- Mechanical: Use renewable energy to pump water to a raised reservoir, spin a flywheel, or compress air. When energy is desired, have one of these technologies crank a generator.
- Chemical: Turn renewable energy into fuel. When energy is desired, fire up a fuel-powered generator (or fuel cell).
Traditionally, solar and wind energy have been stored in batteries, but consider the advantages of storing this energy as fuel. To stockpile energy electrically we need lots of batteries; to stockpile energy as fuel we need only barrels and tanks. Compared to batteries, the materials and methods for manufacturing and recycling of barrels and tanks are enormously simpler and cheaper.

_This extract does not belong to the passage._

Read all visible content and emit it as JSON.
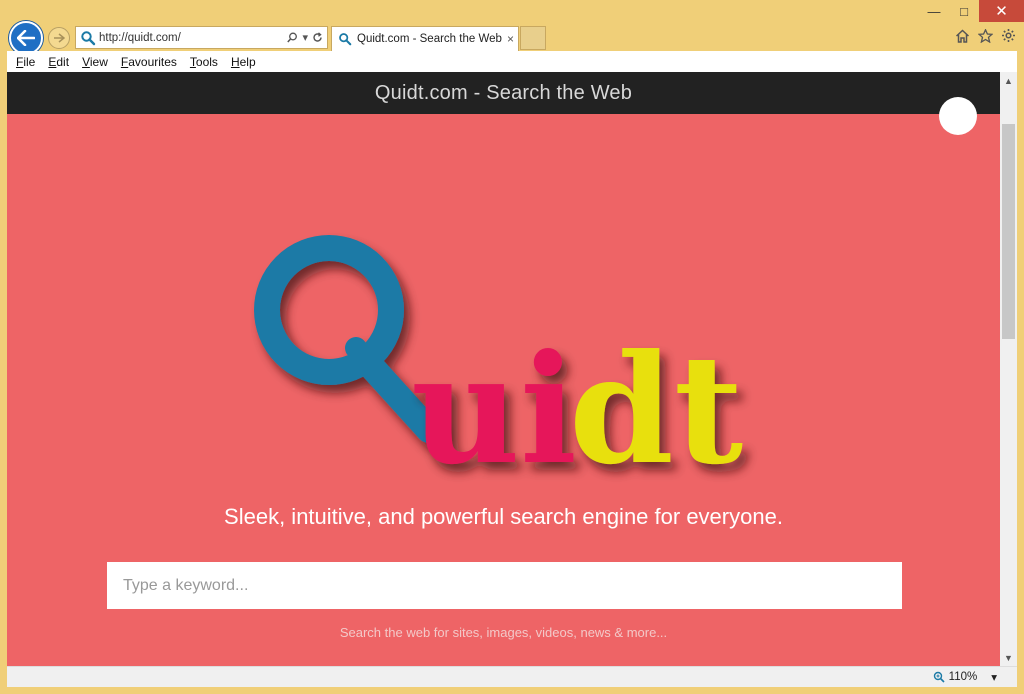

Also, compared to the practically unlimited refilling capacity of barrels and tanks, batteries can be “refilled” only a few hundred times before they must be recycled. These simple reasons – combined with all the advantages of fuels discussed earlier – have convinced me that THE solution for solar and wind replacing fossil fuels is to use them to synthesize renewable fuel. Stated more clearly, we must use solar and wind energy to convert the products of fuel combustion (carbon dioxide and water) back into fuel.
The reason you hear so much about biotech when talking about sustainable energy is that plants and algae are critical to one particular method of using solar energy to turn carbon dioxide and water into fuel: biofuels. Unlike say, a mushroom, a plant gets its carbon from the air as it performs photosynthesis. This is why a tree doesn’t leave a hole in the ground as it grows, yet a mushroom deteriorates whatever it grows out of. Plants, in fact, are practically the only method of converting atmospheric carbon into anything; thermo- and electro-chemical processes generally require concentrated batches of carbon dioxide to work.

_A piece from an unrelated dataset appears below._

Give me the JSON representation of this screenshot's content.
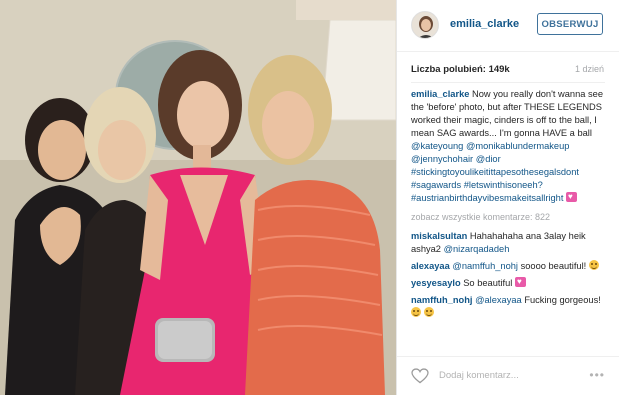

While plant products such as wood are technically fuels, they won’t work in your car without modifying either the fuel or the car. It would be hopelessly impractical to power all cars on wood chips (and people do actually do this; look up “woodgas”). Rather, the study of biofuels generally revolves around converting plants into liquid fuel.
There are two halves to the study of biofuels. One half focuses the agricultural end; figuring out how to make plants produce more of the materials which are easy to convert into fuel and/or how to farm more of these plants sustainably. The other half focus on the conversion end; new techniques of thermo-, electro-, or bio-based conversion that can be used on the plants that are easier to grow and/or don’t directly interfere with food production (this is how nature works; the plant materials that are easy to convert tend to be edible).
While there’s true potential to bring renewable energy to the market using biofuels, it’s worth noting that biofuels offer only about 1-3% efficiency. That is to say, out of all the sunlight that falls on an acre of plants, only a small fraction of that energy will make it into the fuel made from those plants. Being mindful of this, there have been separate efforts to develop thermo- and electro-chemical techniques that use catalysts either with the sun’s heat or solar/wind electricity to produce fuel directly from water or stores of carbon dioxide. These technologies go by many names, but I tend to use “water splitting” (which produces hydrogen) and “carbon-dioxide splitting” (which produces carbon monoxide). Some of these technologies produce a mix of hydrogen and carbon monoxide known as “syngas”. These products may either be used as fuels in their own right, or else as precursors to more traditional fuels such as gasoline, jet fuel, or diesel. (For more information, read up on “synthetic fuel”.)
I hope this has outlined why energy storage is such an important issue and offered some understanding of the methods currently being evaluated and researched. Thanks for reading!
By Robert Coolman
You can read about some of the latest research which is helping to address these issues in the Energy & Environmental Science collection on New energy storage devices for post lithium-ion batteries.